|Leica EM ICE High Pressure Freezer||$237,461|
|Vitrobot Plunge Freezer||$57,553|
|Leica EM AFS2 Freeze Substitution System||$35,942|
|TEM Usage||($35/hr; 100 hours) $3,500|
|4 foot biosafety cabinet for cell culture||$10,000.00|
|COMSOL Multiphysics Modeling Software||$8,000|
|Epithelial Volt/Ohm Meter (TEER)||$2,122|
|Cell Culture Cup Chambers for TEER Measurements||$1,153|
|Western Blot Incubation Tray; 6x9cm||$43|
|Western Blot Incubation Tray; 5x7cm||$43|
|Cell Counting Machine||$3,000|
|SpectraMax iD3 – Multi Mode (Fluo, Lum, Abs); Easy interface; upgradable||$25,000|
To clarify, RF/FS = Rapid freezing and freeze substitution. It is a specialized method used for hydrated material preparation for electron microscopy visualization. In this method, hydrated material is quickly frozen at liquid nitrogen temperature, to preserve it in vitrified water form (non-crystalline glassy ice), and the vitrified water is subsequently dehydrated through a process called freeze substitution. After freeze substitution, the material remains as if in its hydrated form. Typical material preparation protocol calls for dehydration that collapses structures and obstructs material characterization.
Other faculty inside and outside of the department should be able to use this equipment. In the few institutions where I’ve seen this specialized equipment, it usually lies in a core facility although I know of one case where it is in an individual faculty member’s lab.
RF/FS = Rapid freezing and freeze substitution is enabled by using a High Pressure Freezer or a Plunge Freezer (depending on the sample) + Leica EM AFS2 Freeze Substitution System + RF/FS Consumables.

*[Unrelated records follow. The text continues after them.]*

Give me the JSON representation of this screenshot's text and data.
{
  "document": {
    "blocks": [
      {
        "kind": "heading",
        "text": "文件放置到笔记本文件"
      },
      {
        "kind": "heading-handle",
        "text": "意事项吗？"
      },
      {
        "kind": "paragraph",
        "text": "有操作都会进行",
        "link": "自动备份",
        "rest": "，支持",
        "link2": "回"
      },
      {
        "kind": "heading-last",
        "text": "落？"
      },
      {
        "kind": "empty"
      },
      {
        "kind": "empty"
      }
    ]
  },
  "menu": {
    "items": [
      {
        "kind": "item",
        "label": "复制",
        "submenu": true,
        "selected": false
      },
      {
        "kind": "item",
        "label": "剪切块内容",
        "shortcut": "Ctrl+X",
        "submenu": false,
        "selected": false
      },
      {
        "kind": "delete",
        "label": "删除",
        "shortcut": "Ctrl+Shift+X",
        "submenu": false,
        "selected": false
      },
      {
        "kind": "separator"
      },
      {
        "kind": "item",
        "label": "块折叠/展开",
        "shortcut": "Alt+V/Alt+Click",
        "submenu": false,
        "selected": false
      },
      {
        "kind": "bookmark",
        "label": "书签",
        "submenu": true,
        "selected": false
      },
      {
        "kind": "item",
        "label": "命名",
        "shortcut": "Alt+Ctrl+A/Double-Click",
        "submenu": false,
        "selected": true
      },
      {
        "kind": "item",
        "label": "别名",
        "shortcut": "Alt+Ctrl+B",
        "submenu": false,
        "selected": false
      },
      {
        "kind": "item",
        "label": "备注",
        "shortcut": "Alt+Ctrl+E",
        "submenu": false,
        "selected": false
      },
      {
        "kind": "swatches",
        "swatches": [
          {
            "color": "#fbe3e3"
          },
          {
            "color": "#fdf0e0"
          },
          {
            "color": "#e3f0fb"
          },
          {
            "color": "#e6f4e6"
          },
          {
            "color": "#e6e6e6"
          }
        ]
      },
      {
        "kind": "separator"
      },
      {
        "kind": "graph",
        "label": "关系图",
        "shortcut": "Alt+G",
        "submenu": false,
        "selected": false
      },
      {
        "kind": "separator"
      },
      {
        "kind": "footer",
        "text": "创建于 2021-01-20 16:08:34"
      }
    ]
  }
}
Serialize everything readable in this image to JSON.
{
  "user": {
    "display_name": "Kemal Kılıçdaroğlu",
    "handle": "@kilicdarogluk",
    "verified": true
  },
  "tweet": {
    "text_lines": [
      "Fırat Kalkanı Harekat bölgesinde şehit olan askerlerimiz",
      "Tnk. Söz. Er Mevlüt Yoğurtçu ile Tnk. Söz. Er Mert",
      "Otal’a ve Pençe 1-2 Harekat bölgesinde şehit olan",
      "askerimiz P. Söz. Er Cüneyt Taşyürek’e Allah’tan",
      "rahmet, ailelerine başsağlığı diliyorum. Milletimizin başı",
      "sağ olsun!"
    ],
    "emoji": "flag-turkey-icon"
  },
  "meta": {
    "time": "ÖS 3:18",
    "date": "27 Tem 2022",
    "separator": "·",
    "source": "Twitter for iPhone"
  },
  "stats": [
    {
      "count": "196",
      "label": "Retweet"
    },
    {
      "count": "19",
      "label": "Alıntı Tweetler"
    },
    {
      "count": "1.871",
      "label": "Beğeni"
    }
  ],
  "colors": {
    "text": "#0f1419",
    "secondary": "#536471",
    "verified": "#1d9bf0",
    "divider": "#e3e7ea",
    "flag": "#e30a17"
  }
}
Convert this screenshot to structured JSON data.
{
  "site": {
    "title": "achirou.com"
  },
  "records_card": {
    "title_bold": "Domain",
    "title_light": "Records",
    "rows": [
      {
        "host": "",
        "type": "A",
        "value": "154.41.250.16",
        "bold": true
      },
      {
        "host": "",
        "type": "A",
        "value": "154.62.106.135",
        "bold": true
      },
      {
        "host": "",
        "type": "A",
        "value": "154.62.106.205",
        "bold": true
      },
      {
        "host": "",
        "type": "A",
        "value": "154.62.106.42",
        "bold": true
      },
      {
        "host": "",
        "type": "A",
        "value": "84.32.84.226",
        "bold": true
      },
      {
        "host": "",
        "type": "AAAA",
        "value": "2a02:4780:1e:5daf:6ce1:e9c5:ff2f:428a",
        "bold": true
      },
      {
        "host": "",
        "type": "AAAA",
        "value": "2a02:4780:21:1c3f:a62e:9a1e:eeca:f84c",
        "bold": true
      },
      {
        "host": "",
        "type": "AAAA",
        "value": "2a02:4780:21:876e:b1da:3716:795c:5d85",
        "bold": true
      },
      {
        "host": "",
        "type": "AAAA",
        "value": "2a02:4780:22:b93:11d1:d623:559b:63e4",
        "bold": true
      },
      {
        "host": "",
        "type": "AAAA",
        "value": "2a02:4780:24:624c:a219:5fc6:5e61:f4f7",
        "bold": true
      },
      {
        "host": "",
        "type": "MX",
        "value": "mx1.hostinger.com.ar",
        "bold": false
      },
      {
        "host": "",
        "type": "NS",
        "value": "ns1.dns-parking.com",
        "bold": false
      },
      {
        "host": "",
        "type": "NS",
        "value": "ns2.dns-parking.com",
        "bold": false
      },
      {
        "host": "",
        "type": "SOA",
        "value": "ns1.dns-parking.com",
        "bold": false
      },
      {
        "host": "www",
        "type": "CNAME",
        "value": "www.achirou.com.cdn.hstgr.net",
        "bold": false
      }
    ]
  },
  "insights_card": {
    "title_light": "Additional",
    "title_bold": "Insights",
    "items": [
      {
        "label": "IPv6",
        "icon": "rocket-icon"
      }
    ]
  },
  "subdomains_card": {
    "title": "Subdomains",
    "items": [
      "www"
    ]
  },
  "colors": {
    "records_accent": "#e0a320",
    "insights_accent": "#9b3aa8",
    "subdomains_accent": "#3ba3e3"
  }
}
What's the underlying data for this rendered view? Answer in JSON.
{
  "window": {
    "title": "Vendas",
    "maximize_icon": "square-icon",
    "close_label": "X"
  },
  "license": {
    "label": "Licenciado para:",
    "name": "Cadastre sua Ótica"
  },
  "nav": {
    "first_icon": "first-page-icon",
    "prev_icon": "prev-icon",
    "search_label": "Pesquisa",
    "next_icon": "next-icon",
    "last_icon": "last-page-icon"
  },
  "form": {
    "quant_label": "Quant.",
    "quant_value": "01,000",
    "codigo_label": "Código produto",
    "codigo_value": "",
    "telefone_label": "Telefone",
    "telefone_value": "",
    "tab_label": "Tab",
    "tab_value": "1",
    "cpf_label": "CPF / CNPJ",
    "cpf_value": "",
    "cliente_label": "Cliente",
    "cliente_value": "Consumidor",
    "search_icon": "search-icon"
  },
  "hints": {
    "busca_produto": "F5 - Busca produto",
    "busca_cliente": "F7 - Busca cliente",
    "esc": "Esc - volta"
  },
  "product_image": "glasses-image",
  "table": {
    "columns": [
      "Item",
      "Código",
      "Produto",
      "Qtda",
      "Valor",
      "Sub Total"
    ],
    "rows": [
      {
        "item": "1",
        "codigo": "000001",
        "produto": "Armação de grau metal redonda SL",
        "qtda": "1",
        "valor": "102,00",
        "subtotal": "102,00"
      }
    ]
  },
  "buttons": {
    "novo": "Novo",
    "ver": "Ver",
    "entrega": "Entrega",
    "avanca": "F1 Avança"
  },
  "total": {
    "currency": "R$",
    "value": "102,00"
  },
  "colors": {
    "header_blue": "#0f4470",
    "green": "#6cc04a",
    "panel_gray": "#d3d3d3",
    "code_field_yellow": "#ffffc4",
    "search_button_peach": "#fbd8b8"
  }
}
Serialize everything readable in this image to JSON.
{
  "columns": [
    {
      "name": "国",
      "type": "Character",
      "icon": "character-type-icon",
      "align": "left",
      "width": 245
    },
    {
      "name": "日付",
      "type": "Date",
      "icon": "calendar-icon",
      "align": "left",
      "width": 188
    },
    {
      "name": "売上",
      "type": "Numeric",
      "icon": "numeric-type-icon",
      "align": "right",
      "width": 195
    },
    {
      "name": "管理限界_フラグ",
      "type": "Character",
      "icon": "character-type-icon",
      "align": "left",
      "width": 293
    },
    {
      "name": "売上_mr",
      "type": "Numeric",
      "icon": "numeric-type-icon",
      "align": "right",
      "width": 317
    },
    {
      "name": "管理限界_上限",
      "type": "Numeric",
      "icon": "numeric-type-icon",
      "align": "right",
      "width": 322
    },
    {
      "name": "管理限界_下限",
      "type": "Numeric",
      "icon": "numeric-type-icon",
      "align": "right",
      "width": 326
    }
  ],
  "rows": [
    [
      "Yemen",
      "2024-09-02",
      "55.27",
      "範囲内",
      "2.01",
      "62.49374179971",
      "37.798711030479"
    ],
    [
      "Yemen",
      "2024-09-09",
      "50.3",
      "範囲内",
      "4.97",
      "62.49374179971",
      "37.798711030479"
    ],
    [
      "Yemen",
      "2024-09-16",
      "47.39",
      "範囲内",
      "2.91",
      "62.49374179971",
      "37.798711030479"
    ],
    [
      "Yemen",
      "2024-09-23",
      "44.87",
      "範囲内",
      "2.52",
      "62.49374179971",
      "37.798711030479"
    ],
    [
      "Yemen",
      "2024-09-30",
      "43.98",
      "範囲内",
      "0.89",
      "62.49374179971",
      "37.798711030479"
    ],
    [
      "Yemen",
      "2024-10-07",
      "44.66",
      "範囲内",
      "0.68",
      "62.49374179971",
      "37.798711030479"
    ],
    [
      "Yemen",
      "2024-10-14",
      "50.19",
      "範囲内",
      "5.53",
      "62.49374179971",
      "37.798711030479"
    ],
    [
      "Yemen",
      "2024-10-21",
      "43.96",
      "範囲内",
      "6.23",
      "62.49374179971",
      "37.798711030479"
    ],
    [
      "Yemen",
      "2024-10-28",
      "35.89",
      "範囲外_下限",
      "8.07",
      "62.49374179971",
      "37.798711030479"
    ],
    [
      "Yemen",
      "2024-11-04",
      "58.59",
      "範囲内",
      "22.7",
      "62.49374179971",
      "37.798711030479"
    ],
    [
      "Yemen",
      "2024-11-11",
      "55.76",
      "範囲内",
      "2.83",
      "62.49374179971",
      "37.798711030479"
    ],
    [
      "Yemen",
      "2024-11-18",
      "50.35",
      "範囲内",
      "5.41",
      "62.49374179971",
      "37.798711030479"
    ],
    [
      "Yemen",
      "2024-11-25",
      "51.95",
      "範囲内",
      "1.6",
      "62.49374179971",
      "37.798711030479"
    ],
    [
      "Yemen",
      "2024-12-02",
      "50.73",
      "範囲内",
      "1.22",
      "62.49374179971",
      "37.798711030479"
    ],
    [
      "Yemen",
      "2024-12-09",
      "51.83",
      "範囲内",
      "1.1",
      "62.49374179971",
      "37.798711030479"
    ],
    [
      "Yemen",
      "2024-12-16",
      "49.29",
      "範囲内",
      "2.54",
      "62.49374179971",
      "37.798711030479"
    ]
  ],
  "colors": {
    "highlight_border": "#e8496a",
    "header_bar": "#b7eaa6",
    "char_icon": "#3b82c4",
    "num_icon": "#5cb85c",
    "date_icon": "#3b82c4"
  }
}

For subsequent EM, we can use the core facility: https://www.northeastern.edu/emcenter/.
Since most senior faculty members are too busy to review grant applications and some do not have the expertise needed, having an external consultant to review our grant applications would benefit the department by increasing our success rate, especially for junior faculty members.
As to additional funding opportunities that directly relate to my personal research – there is nothing equipment specific that would be able to help my work. However, a donation of $10,000 would effectively allow for me to hire a professional artist and produce between 50-75 pages of educational comics that I could produce and implement in our classrooms. The comics that have been utilized in our courses so far have shown improvements in student interest and confidence in the subject matter, and have the potential for improvement in student understanding. I would primarily focus on developing a series of comics for our conservation principles, transport, and thermodynamics courses.
Another possibility for funding, seconding Lucas’s suggestion, is a free-lance graphics designer to help develop graphics for web design and also cover art and graphical abstracts in publications. Web design graphics could be utilized by individual labs and/or to market the department as a whole. Ideally, this person could be available for anyone in the department: students, faculty, and staff.